● Aim of the exercise: When you have gone through the records, report how many lines include "ByLayer", giving the number and nothing more.
◆ ◆ ◆ ◆ ◆
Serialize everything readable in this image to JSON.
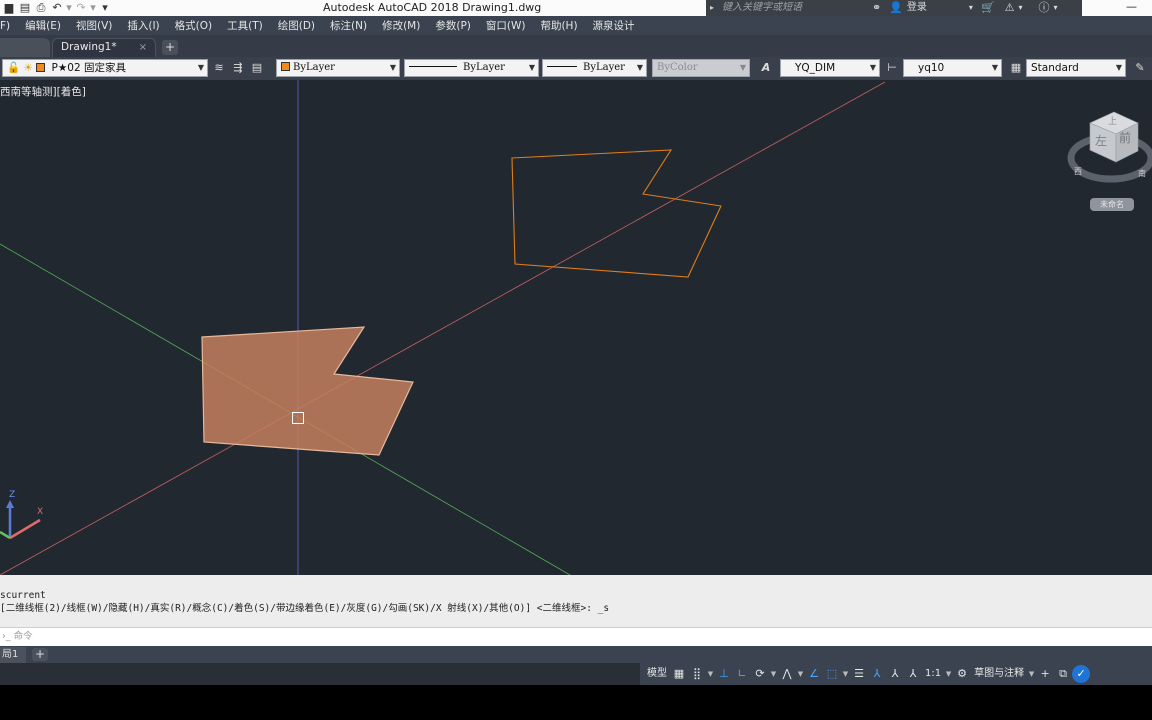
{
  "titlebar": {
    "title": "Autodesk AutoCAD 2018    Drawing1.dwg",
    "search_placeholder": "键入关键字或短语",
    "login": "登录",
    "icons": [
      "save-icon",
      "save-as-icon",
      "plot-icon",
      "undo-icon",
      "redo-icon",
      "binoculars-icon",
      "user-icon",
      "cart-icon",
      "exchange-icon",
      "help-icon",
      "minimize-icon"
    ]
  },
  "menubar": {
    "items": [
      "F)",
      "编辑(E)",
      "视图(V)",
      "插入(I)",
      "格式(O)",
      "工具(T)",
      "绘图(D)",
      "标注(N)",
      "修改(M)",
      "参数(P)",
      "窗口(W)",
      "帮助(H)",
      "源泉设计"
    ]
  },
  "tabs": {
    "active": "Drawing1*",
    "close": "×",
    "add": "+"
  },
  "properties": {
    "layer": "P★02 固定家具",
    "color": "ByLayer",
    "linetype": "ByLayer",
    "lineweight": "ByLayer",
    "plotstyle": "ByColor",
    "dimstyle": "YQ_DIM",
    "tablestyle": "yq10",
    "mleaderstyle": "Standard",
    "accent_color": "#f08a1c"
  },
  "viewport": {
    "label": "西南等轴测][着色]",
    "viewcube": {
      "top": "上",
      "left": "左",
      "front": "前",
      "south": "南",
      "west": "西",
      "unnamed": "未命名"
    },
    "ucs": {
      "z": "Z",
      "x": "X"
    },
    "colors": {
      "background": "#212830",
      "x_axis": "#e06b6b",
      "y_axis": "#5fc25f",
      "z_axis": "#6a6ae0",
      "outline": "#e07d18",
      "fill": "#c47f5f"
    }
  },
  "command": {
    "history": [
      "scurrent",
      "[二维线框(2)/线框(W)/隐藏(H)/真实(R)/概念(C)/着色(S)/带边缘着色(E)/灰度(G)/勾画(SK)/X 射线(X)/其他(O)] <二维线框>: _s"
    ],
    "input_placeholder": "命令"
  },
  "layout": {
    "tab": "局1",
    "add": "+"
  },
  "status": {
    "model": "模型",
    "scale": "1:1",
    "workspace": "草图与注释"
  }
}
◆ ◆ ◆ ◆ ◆
● Answer to the exercise: 3